glandular kind. In the natural order of Cruciform plants, composing the Linnæan class Tetradynamia, these are generally four green glands at the base of the Stamens. See Dentaria, Engl. Bot. t. 309, Sisymbrium, t. 525, and Brassica, t. 637. In Salix, t. 1488, and Geranium, t. 322, 75, &c., similar glands are observable; whilst in Pelargonium, the African Geranium, the Nectary is a tube running down one side of the flower-stalk.

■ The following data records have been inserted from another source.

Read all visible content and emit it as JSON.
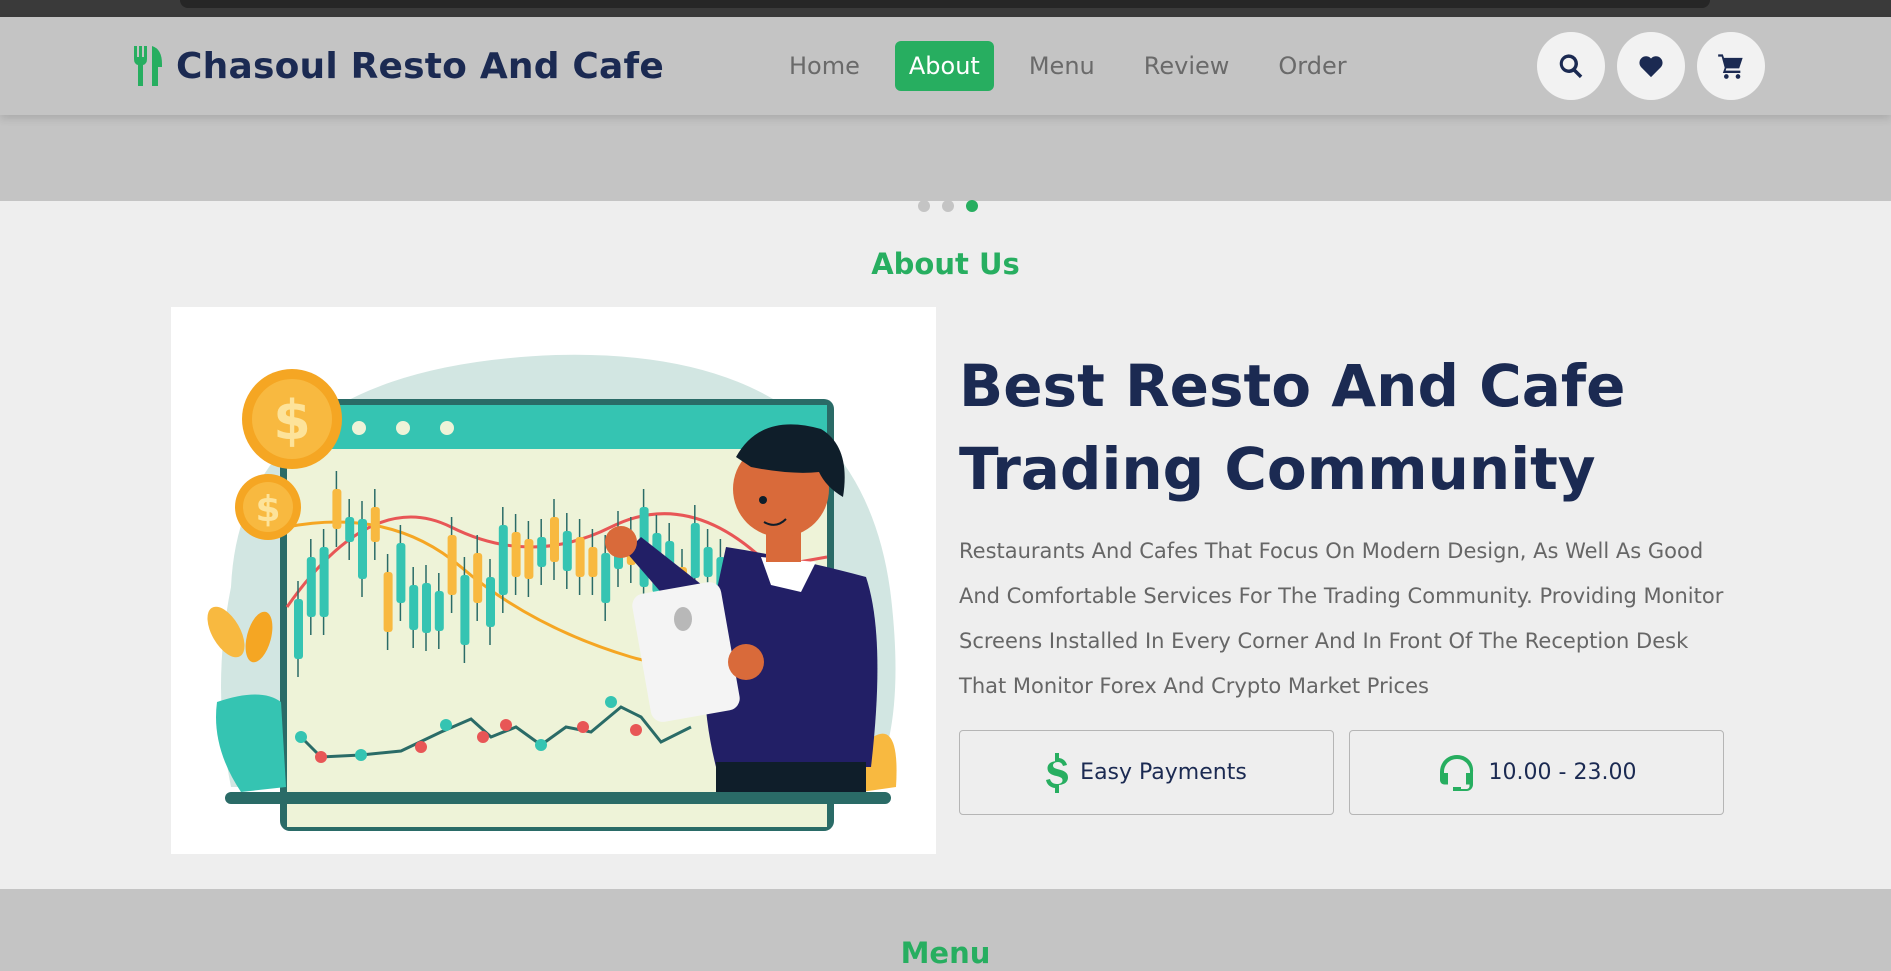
{
  "header": {
    "logo_text": "Chasoul Resto And Cafe",
    "logo_icon": "utensils-icon",
    "nav": [
      {
        "label": "Home",
        "active": false
      },
      {
        "label": "About",
        "active": true
      },
      {
        "label": "Menu",
        "active": false
      },
      {
        "label": "Review",
        "active": false
      },
      {
        "label": "Order",
        "active": false
      }
    ],
    "icons": [
      "search-icon",
      "heart-icon",
      "cart-icon"
    ]
  },
  "slider": {
    "dots": 3,
    "active_dot": 3
  },
  "about": {
    "section_title": "About Us",
    "headline_line1": "Best Resto And Cafe",
    "headline_line2": "Trading Community",
    "description": "Restaurants And Cafes That Focus On Modern Design, As Well As Good And Comfortable Services For The Trading Community. Providing Monitor Screens Installed In Every Corner And In Front Of The Reception Desk That Monitor Forex And Crypto Market Prices",
    "features": [
      {
        "icon": "dollar-icon",
        "label": "Easy Payments"
      },
      {
        "icon": "headset-icon",
        "label": "10.00 - 23.00"
      }
    ],
    "illustration_icon": "trader-chart-illustration"
  },
  "next_section": {
    "title": "Menu"
  },
  "colors": {
    "accent": "#27ae60",
    "navy": "#1b2a52",
    "header_bg": "#c4c4c4",
    "section_bg": "#eeeeee"
  }
}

The elegant Parnassia, t. 82, of which we are now acquainted with two new American species, has a most elaborate apparatus called by Linnæus Nectaries, but which the cautious Jussieu names Scales only. Linnæus usually called every supernumerary part of a flower Nectary, from analogy only, though he might not in every case be able to prove that such parts produced honey. This is convenient enough for botanical distinctions, though perhaps not always right in physiology; yet there is nothing for which he has been more severely and contemptuously censured. He was too wise to answer illiberal criticism, or he might have required his ad-